The Biblioteca Joanina, or university library, is one of the most visited buildings in Coimbra’s university complex. Construction was started in 1717 at the instigation of King Joao V, after whom the library is named, and was completed in 1728.
Until its construction the old library had been moved constantly from one location to another, its collection expanding all the time and with no building suitable or large enough to house it.
Designed by renowned architect Gaspar Ferreira, the Biblioteca Joanina is comprised of three large rooms lined with attractive wooden bookstands, divided by small corridors which are decorated with the coats of arms of each of the university’s faculties.
This building in Coimbra’s university complex is a fine sample of baroque architecture and a superb example of a collection of talented artists working together and collaborating to create one of the most extraordinary libraries in the world. As with many historic buildings of this age, the library has been renovated and embellished several times during its long history.
Today the university library houses some 250,000 books dating from the 12th to the 19th centuries, most focused on law, philosophy and theology.
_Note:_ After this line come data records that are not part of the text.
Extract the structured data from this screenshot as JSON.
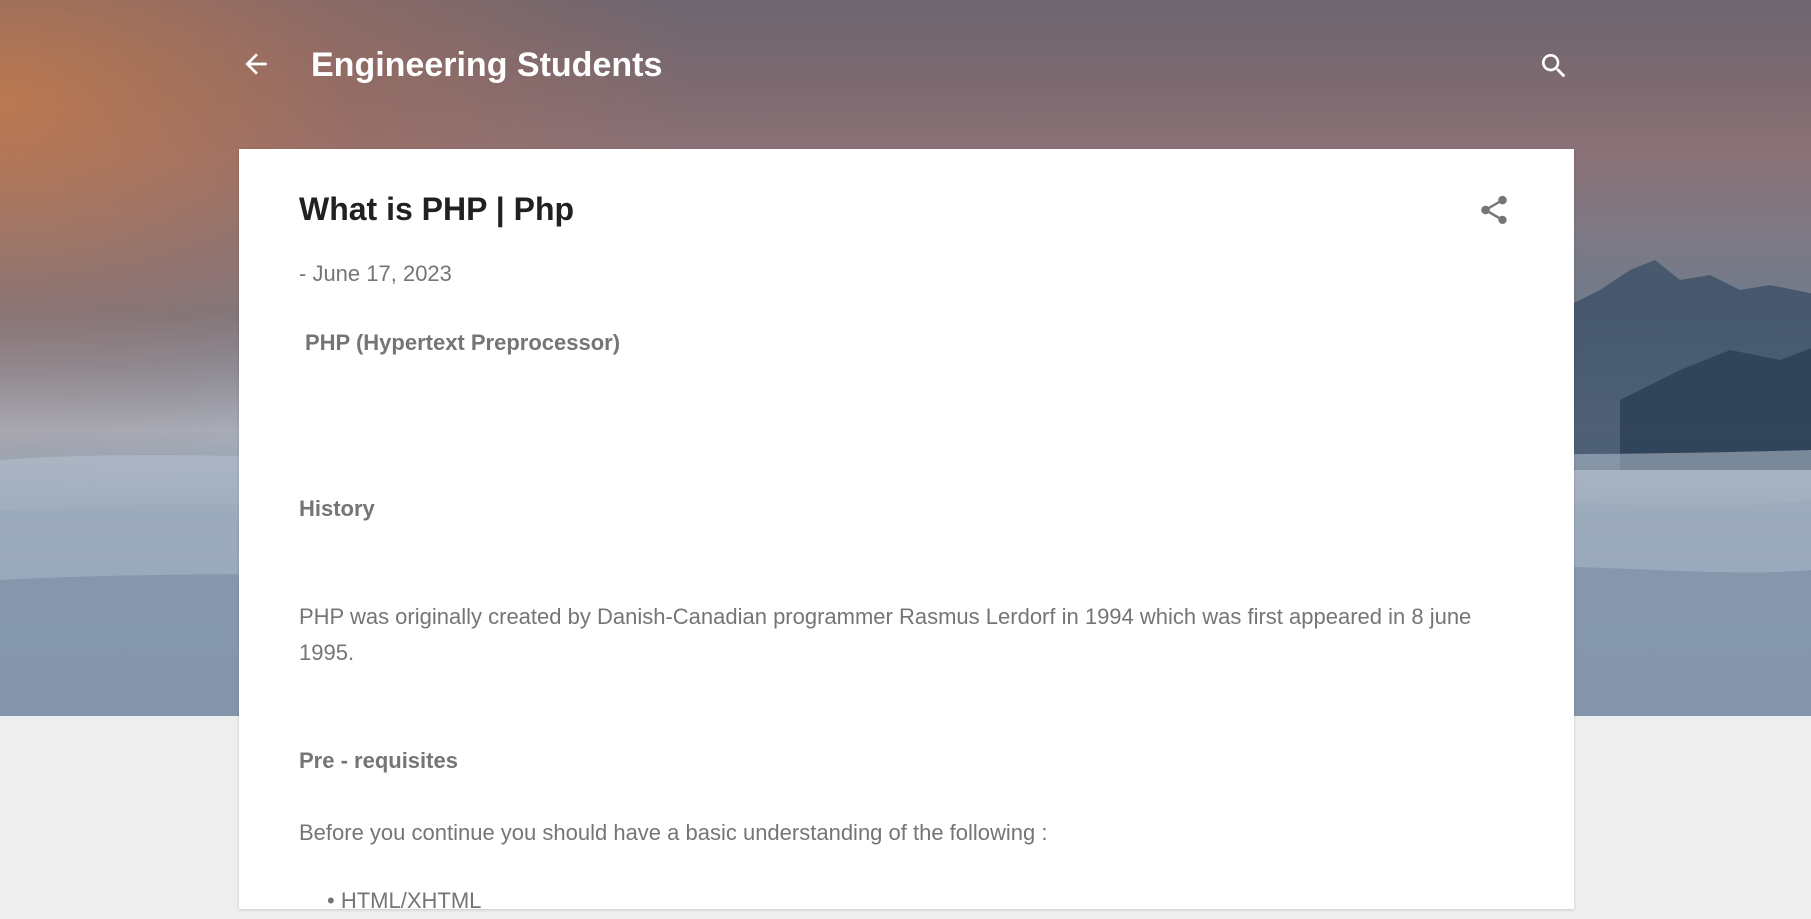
{
  "header": {
    "blog_title": "Engineering Students",
    "back_icon": "arrow-left-icon",
    "search_icon": "search-icon"
  },
  "post": {
    "title": "What is PHP | Php",
    "date": "- June 17, 2023",
    "share_icon": "share-icon",
    "subtitle": "PHP (Hypertext Preprocessor)",
    "history_heading": "History",
    "history_paragraph": "PHP  was originally created by Danish-Canadian programmer Rasmus Lerdorf in 1994 which was first appeared in 8 june 1995.",
    "prereq_heading": "Pre - requisites",
    "prereq_paragraph": "Before you continue you should have a basic understanding of the following :",
    "prereq_list": [
      "HTML/XHTML"
    ]
  },
  "colors": {
    "text_primary": "#212121",
    "text_secondary": "#757575",
    "page_background": "#eeeeee",
    "card_background": "#ffffff",
    "header_text": "#ffffff"
  }
}
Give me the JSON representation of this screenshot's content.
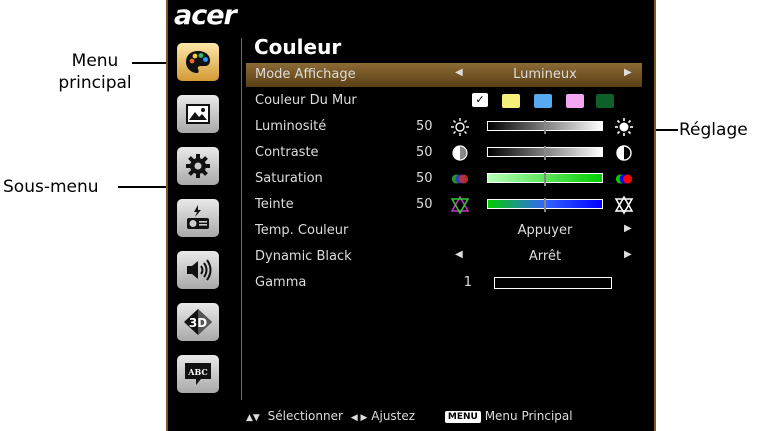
{
  "callouts": {
    "menu_principal_line1": "Menu",
    "menu_principal_line2": "principal",
    "sous_menu": "Sous-menu",
    "reglage": "Réglage"
  },
  "brand": "acer",
  "sidebar": [
    {
      "icon": "palette-icon",
      "active": true
    },
    {
      "icon": "image-icon",
      "active": false
    },
    {
      "icon": "gear-icon",
      "active": false
    },
    {
      "icon": "projector-icon",
      "active": false
    },
    {
      "icon": "speaker-icon",
      "active": false
    },
    {
      "icon": "3d-icon",
      "active": false
    },
    {
      "icon": "language-icon",
      "active": false,
      "text": "ABC"
    }
  ],
  "menu": {
    "title": "Couleur",
    "rows": {
      "mode": {
        "label": "Mode Affichage",
        "value": "Lumineux"
      },
      "wall": {
        "label": "Couleur Du Mur",
        "colors": [
          "#f6f07a",
          "#57a9f2",
          "#f6a6f0",
          "#0f5f2a"
        ]
      },
      "brightness": {
        "label": "Luminosité",
        "value": "50",
        "level": 0.5
      },
      "contrast": {
        "label": "Contraste",
        "value": "50",
        "level": 0.5
      },
      "saturation": {
        "label": "Saturation",
        "value": "50",
        "level": 0.5
      },
      "tint": {
        "label": "Teinte",
        "value": "50",
        "level": 0.5
      },
      "temp": {
        "label": "Temp. Couleur",
        "value": "Appuyer"
      },
      "dynamic_black": {
        "label": "Dynamic Black",
        "value": "Arrêt"
      },
      "gamma": {
        "label": "Gamma",
        "value": "1"
      }
    }
  },
  "footer": {
    "select": "Sélectionner",
    "adjust": "Ajustez",
    "menu_key": "MENU",
    "menu_main": "Menu Principal"
  },
  "colors": {
    "selected_row": "#8b6a34",
    "frame": "#7a5a1e"
  }
}
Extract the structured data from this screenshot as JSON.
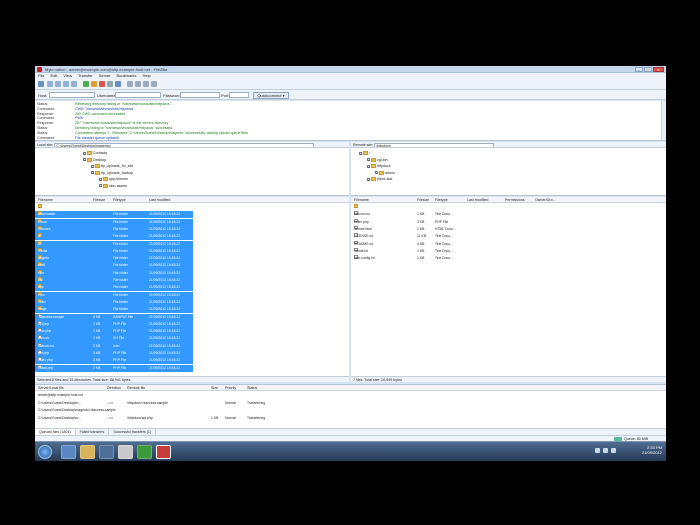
{
  "window": {
    "title": "Mylo nation - admin@example.com@sftp.example-host.net - FileZilla",
    "min_label": "–",
    "max_label": "□",
    "close_label": "x"
  },
  "menu": [
    "File",
    "Edit",
    "View",
    "Transfer",
    "Server",
    "Bookmarks",
    "Help"
  ],
  "quickconnect": {
    "host_label": "Host:",
    "user_label": "Username:",
    "pass_label": "Password:",
    "port_label": "Port:",
    "host_value": "",
    "user_value": "",
    "pass_value": "",
    "port_value": "",
    "button_label": "Quickconnect ▾"
  },
  "message_log": [
    {
      "kind": "Status:",
      "text": "Retrieving directory listing of \"/var/www/vhosts/site/httpdocs\"...",
      "style": "status"
    },
    {
      "kind": "Command:",
      "text": "CWD \"/var/www/vhosts/site/httpdocs\"",
      "style": "cmd"
    },
    {
      "kind": "Response:",
      "text": "250 CWD command successful",
      "style": "resp"
    },
    {
      "kind": "Command:",
      "text": "PWD",
      "style": "cmd"
    },
    {
      "kind": "Response:",
      "text": "257 \"/var/www/vhosts/site/httpdocs\" is the current directory",
      "style": "resp"
    },
    {
      "kind": "Status:",
      "text": "Directory listing of \"/var/www/vhosts/site/httpdocs\" successful",
      "style": "status"
    },
    {
      "kind": "Status:",
      "text": "Connection attempt 1 - Resolved \"C:\\Users\\Guest\\Desktop\\magento\" successfully; adding upload queue files",
      "style": "status"
    },
    {
      "kind": "Command:",
      "text": "File transfer queue updated",
      "style": "cmd"
    }
  ],
  "local": {
    "path_label": "Local site:",
    "path_value": "C:\\Users\\Guest\\Desktop\\magento\\",
    "tree": [
      {
        "label": "Contacts",
        "depth": 0
      },
      {
        "label": "Desktop",
        "depth": 0
      },
      {
        "label": "ftp_uploads_for_site",
        "depth": 1
      },
      {
        "label": "ftp_uploads_backup",
        "depth": 1
      },
      {
        "label": "app-themes",
        "depth": 2
      },
      {
        "label": "skin-assets",
        "depth": 2
      }
    ],
    "columns": {
      "name": "Filename",
      "size": "Filesize",
      "type": "Filetype",
      "modified": "Last modified"
    },
    "files": [
      {
        "name": "..",
        "size": "",
        "type": "",
        "modified": "",
        "icon": "fold",
        "selected": false
      },
      {
        "name": "downloader",
        "size": "",
        "type": "File folder",
        "modified": "21/09/2012 15:43:22",
        "icon": "fold",
        "selected": true
      },
      {
        "name": "errors",
        "size": "",
        "type": "File folder",
        "modified": "21/09/2012 15:43:22",
        "icon": "fold",
        "selected": true
      },
      {
        "name": "includes",
        "size": "",
        "type": "File folder",
        "modified": "21/09/2012 15:43:22",
        "icon": "fold",
        "selected": true
      },
      {
        "name": "js",
        "size": "",
        "type": "File folder",
        "modified": "21/09/2012 15:43:22",
        "icon": "fold",
        "selected": true
      },
      {
        "name": "lib",
        "size": "",
        "type": "File folder",
        "modified": "21/09/2012 15:43:22",
        "icon": "fold",
        "selected": true
      },
      {
        "name": "media",
        "size": "",
        "type": "File folder",
        "modified": "21/09/2012 15:43:22",
        "icon": "fold",
        "selected": true
      },
      {
        "name": "pkginfo",
        "size": "",
        "type": "File folder",
        "modified": "21/09/2012 15:43:22",
        "icon": "fold",
        "selected": true
      },
      {
        "name": "shell",
        "size": "",
        "type": "File folder",
        "modified": "21/09/2012 15:43:22",
        "icon": "fold",
        "selected": true
      },
      {
        "name": "skin",
        "size": "",
        "type": "File folder",
        "modified": "21/09/2012 15:43:22",
        "icon": "fold",
        "selected": true
      },
      {
        "name": "var",
        "size": "",
        "type": "File folder",
        "modified": "21/09/2012 15:43:22",
        "icon": "fold",
        "selected": true
      },
      {
        "name": "app",
        "size": "",
        "type": "File folder",
        "modified": "21/09/2012 15:43:22",
        "icon": "fold",
        "selected": true
      },
      {
        "name": "cron",
        "size": "",
        "type": "File folder",
        "modified": "21/09/2012 15:43:22",
        "icon": "fold",
        "selected": true
      },
      {
        "name": "index",
        "size": "",
        "type": "File folder",
        "modified": "21/09/2012 15:43:22",
        "icon": "fold",
        "selected": true
      },
      {
        "name": "mage",
        "size": "",
        "type": "File folder",
        "modified": "21/09/2012 15:43:22",
        "icon": "fold",
        "selected": true
      },
      {
        "name": ".htaccess.sample",
        "size": "5 KB",
        "type": "SAMPLE File",
        "modified": "21/09/2012 15:43:22",
        "icon": "file",
        "selected": true
      },
      {
        "name": "api.php",
        "size": "2 KB",
        "type": "PHP File",
        "modified": "21/09/2012 15:43:22",
        "icon": "file",
        "selected": true
      },
      {
        "name": "cron.php",
        "size": "2 KB",
        "type": "PHP File",
        "modified": "21/09/2012 15:43:22",
        "icon": "file",
        "selected": true
      },
      {
        "name": "cron.sh",
        "size": "2 KB",
        "type": "SH File",
        "modified": "21/09/2012 15:43:22",
        "icon": "file",
        "selected": true
      },
      {
        "name": "favicon.ico",
        "size": "2 KB",
        "type": "Icon",
        "modified": "21/09/2012 15:43:22",
        "icon": "file",
        "selected": true
      },
      {
        "name": "get.php",
        "size": "3 KB",
        "type": "PHP File",
        "modified": "21/09/2012 15:43:22",
        "icon": "file",
        "selected": true
      },
      {
        "name": "index.php",
        "size": "3 KB",
        "type": "PHP File",
        "modified": "21/09/2012 15:43:22",
        "icon": "file",
        "selected": true
      },
      {
        "name": "install.php",
        "size": "2 KB",
        "type": "PHP File",
        "modified": "21/09/2012 15:43:22",
        "icon": "file",
        "selected": true
      }
    ],
    "status": "Selected 8 files and 15 directories. Total size: 88,941 bytes"
  },
  "remote": {
    "path_label": "Remote site:",
    "path_value": "/httpdocs",
    "tree": [
      {
        "label": "/",
        "depth": 0
      },
      {
        "label": "cgi-bin",
        "depth": 1
      },
      {
        "label": "httpdocs",
        "depth": 1
      },
      {
        "label": "admin",
        "depth": 2
      },
      {
        "label": "plesk-stat",
        "depth": 1
      }
    ],
    "columns": {
      "name": "Filename",
      "size": "Filesize",
      "type": "Filetype",
      "modified": "Last modified",
      "perms": "Permissions",
      "owner": "Owner/Gro..."
    },
    "files": [
      {
        "name": "..",
        "size": "",
        "type": "",
        "icon": "fold"
      },
      {
        "name": "favicon.ico",
        "size": "1 KB",
        "type": "Text Docu..."
      },
      {
        "name": "index.php",
        "size": "3 KB",
        "type": "PHP File"
      },
      {
        "name": "license.html",
        "size": "1 KB",
        "type": "HTML Docu..."
      },
      {
        "name": "LICENSE.txt",
        "size": "11 KB",
        "type": "Text Docu..."
      },
      {
        "name": "README.txt",
        "size": "4 KB",
        "type": "Text Docu..."
      },
      {
        "name": "robots.txt",
        "size": "1 KB",
        "type": "Text Docu..."
      },
      {
        "name": "web.config.txt",
        "size": "1 KB",
        "type": "Text Docu..."
      }
    ],
    "status": "7 files. Total size: 20,949 bytes"
  },
  "queue": {
    "columns": {
      "server": "Server/Local file",
      "direction": "Direction",
      "remote": "Remote file",
      "size": "Size",
      "priority": "Priority",
      "status": "Status"
    },
    "rows": [
      {
        "server": "admin@sftp.example-host.net",
        "direction": "",
        "remote": "",
        "size": "",
        "priority": "",
        "status": ""
      },
      {
        "server": "C:\\Users\\Guest\\Desktop\\m...",
        "direction": "-->>",
        "remote": "/httpdocs/.htaccess.sample",
        "size": "",
        "priority": "Normal",
        "status": "Transferring"
      },
      {
        "server": "   C:\\Users\\Guest\\Desktop\\magento\\.htaccess.sample",
        "direction": "",
        "remote": "",
        "size": "",
        "priority": "",
        "status": ""
      },
      {
        "server": "C:\\Users\\Guest\\Desktop\\m...",
        "direction": "-->>",
        "remote": "/httpdocs/api.php",
        "size": "1 KB",
        "priority": "Normal",
        "status": "Transferring"
      }
    ],
    "tabs": [
      "Queued files (1804)",
      "Failed transfers",
      "Successful transfers (1)"
    ],
    "status": "Queue: 80 MiB"
  },
  "taskbar": {
    "time": "2:33 PM",
    "date": "21/09/2012"
  }
}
Having reached its capacity, it became necessary in the mid 20th century to find a location for a new library to house the later tomes, from the late 19th century onwards.
The solution was to adapt the building of the Faculty of Letters (usually the English Faculty in English universities) and a building project was begun in 1952, completing some ten years later. The architect Alberto Jose Pessoa was responsible for this project, assisted by Horacio de Moura and Fernando Castelo Branco.
It is to the Biblioteca Joanina, however, that most visitors to Coimbra, Portugal, head when visiting the old university complex. The library is a sight to behold for its bold exterior and its rich Baroque embellishments that adorn the interior.
As you enter, your eyes are treated to a feast of red and gold, of arches, carvings and gilded patterns.
Don’t miss the beautiful painted panel ceilings, which were undertaken by artist Antonio Simoes Ribeiro and Vicente Nunes, both of whom were brought in from Portugal’s capital, Lisbon, in order to undertake the project. The Chinese motifs are another must-see attraction. Adorning the bookshelves, these motifs were painted by artist Manuel de Silva and took more than three years to complete.
Steps leading down from the grand main door will lead you a room that contrasts starkly with the opulent grandeur of the main rooms.
Located here in the basement is a small prison, to which scholars and students were sentenced for confinement when convicted by the university’s “in-house” courts of law.
The library is open for tours and visitors throughout the year; however given that it continues to play an active role in a modern-day seat of learning, it is of course advisable to check opening times and dates before you visit.